## Work to be completed
Show the lines below that contain the string "true".

*** Data in this exercise

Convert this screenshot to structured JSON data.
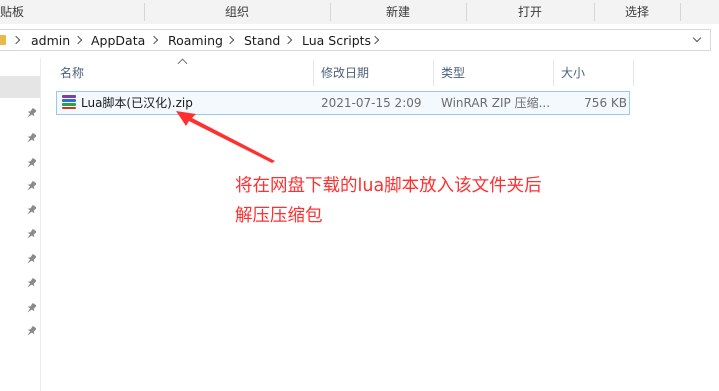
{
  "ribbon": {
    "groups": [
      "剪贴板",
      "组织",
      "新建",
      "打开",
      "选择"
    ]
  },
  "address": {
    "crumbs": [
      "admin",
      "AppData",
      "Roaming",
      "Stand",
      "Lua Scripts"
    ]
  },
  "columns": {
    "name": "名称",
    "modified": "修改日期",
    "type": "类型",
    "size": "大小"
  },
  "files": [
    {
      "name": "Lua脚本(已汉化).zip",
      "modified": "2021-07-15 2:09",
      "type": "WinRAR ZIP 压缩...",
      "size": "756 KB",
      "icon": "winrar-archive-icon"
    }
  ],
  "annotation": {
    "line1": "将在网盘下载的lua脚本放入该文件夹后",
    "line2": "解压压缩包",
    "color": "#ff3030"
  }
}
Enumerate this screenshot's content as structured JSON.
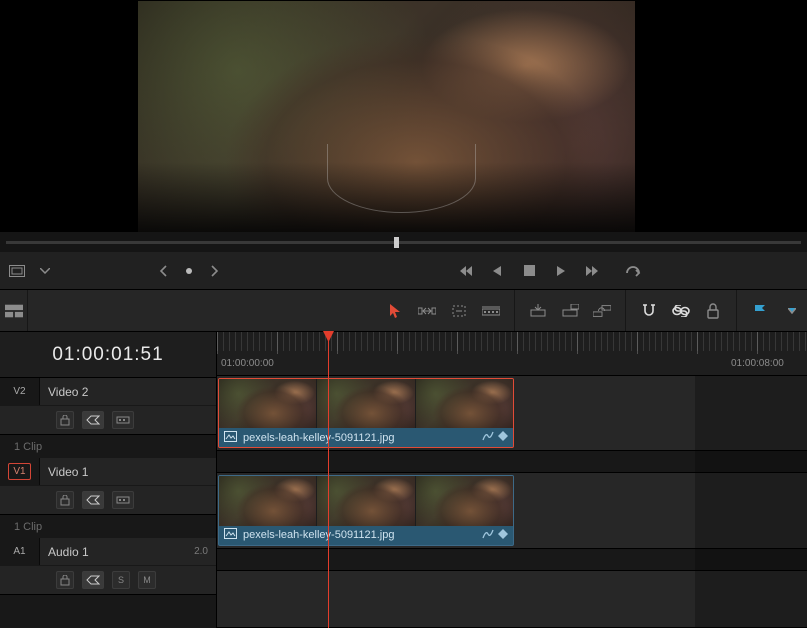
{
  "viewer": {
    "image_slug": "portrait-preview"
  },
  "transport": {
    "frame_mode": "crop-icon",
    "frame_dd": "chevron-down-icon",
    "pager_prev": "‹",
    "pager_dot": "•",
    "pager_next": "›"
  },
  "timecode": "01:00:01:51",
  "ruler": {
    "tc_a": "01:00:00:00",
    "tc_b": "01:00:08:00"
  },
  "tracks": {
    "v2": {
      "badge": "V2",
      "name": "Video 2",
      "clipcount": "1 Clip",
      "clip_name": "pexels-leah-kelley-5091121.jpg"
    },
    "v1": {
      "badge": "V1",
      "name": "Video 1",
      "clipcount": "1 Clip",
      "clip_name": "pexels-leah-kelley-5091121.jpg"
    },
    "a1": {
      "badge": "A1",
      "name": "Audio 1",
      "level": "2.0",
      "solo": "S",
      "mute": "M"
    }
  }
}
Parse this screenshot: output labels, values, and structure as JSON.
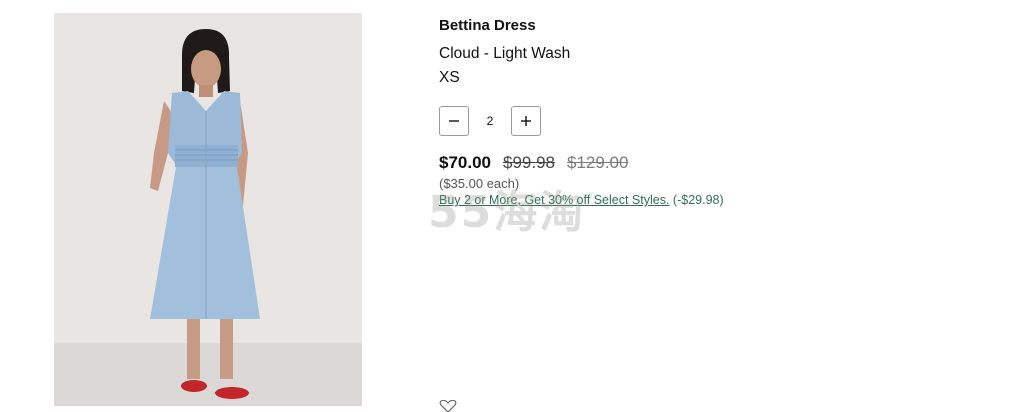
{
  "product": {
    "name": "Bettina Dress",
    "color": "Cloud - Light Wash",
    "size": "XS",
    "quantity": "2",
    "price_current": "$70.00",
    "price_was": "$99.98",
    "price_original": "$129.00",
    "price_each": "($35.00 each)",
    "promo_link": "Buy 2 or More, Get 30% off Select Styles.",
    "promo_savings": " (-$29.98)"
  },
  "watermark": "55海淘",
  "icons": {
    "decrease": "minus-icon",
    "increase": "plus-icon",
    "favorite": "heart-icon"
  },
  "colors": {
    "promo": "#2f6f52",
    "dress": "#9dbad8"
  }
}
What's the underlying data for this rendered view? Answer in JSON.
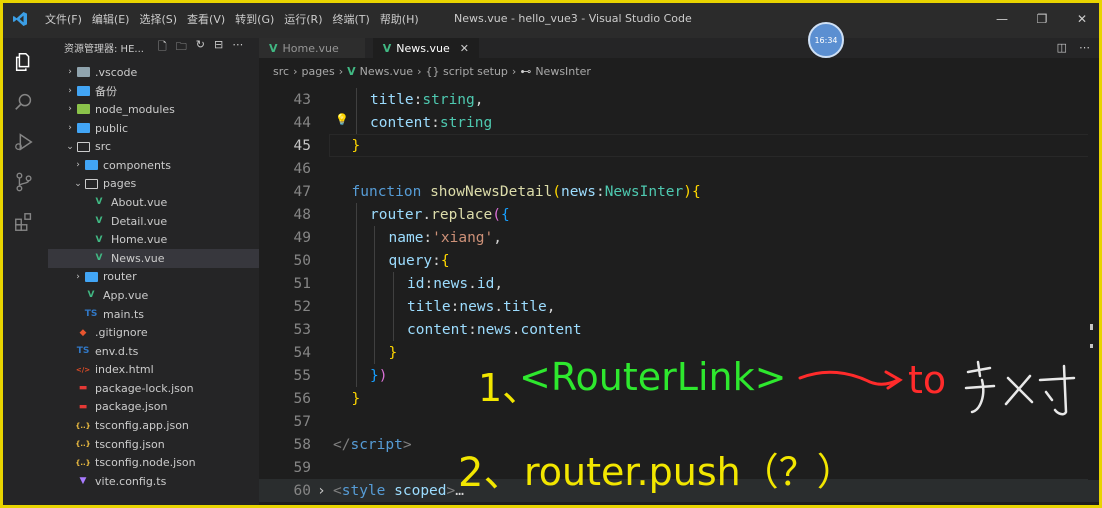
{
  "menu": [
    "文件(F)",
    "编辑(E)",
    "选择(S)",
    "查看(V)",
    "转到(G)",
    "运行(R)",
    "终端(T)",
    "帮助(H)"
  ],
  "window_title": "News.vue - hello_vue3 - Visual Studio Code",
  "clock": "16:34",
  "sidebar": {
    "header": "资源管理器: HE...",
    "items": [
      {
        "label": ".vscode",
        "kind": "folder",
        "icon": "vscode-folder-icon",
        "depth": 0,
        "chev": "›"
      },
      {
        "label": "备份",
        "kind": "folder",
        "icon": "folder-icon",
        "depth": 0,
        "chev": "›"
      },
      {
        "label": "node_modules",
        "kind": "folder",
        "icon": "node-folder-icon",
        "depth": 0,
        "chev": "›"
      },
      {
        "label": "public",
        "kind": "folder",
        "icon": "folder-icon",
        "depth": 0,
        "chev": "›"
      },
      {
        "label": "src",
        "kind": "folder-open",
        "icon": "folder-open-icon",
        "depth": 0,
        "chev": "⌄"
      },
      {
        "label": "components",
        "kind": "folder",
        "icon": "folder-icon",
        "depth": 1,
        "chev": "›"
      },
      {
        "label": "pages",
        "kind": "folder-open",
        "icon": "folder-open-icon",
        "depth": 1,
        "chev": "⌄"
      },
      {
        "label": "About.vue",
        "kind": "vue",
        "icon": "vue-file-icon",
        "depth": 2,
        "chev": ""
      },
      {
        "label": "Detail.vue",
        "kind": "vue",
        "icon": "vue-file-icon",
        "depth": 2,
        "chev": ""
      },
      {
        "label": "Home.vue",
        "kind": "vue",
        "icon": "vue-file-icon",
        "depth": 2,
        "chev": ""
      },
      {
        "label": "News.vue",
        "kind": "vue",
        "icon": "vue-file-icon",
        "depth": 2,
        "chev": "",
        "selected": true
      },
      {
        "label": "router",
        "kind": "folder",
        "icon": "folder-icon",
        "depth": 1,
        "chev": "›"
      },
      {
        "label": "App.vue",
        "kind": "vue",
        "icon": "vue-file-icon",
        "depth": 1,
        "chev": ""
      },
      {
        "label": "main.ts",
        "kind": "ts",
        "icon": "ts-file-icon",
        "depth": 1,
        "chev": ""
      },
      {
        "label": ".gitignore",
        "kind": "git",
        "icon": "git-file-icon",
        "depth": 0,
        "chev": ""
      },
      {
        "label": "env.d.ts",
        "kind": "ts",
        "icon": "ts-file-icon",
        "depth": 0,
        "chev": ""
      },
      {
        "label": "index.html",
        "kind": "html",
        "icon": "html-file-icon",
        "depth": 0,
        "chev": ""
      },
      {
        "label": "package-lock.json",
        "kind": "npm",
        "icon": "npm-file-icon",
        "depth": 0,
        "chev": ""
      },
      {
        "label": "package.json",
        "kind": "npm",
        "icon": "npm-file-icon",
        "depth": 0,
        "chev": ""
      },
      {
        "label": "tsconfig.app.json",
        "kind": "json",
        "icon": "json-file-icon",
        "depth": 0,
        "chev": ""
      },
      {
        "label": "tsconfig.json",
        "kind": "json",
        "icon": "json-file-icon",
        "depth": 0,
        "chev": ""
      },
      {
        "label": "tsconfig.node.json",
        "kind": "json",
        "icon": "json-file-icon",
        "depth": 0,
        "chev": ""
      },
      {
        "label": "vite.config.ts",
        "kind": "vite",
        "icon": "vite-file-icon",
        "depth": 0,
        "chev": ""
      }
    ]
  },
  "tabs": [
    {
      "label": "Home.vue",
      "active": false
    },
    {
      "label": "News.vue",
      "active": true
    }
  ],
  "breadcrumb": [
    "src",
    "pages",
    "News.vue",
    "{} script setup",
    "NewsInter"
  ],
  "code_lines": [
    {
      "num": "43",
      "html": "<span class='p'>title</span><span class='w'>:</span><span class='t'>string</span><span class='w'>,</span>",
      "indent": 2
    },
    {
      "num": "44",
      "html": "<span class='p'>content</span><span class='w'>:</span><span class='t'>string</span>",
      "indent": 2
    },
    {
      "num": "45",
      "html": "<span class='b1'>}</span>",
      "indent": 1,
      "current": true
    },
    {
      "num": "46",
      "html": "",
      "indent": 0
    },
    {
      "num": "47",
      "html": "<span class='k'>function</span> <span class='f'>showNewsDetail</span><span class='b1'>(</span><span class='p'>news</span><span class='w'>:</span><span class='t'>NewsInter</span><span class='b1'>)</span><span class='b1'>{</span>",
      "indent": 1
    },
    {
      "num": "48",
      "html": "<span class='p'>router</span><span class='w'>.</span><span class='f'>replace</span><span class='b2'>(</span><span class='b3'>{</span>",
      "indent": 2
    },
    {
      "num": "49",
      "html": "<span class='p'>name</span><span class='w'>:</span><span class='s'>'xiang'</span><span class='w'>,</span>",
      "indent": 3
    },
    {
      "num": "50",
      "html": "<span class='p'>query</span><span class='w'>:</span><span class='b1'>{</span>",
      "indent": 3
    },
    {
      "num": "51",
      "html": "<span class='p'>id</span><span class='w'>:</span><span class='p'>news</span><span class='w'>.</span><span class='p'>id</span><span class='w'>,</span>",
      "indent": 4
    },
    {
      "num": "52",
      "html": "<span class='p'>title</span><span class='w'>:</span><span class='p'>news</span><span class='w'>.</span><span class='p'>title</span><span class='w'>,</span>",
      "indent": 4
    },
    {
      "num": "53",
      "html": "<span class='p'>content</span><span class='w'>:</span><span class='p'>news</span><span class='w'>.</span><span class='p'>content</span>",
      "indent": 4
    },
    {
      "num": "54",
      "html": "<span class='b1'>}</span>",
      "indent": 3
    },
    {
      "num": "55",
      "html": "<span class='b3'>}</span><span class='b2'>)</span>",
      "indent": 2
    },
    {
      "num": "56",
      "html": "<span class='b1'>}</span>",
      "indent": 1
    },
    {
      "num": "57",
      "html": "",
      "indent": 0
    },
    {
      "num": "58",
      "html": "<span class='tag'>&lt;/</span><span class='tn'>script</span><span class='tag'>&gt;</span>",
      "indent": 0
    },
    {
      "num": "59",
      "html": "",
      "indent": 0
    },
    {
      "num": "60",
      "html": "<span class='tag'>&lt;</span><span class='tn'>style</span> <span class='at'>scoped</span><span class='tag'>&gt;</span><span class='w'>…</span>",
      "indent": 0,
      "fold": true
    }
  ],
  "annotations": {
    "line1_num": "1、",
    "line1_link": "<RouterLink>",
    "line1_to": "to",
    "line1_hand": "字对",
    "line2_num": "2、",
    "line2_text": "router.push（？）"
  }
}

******

## The answer
        "selected": true
      "active": true
      "current": true
      "fold": true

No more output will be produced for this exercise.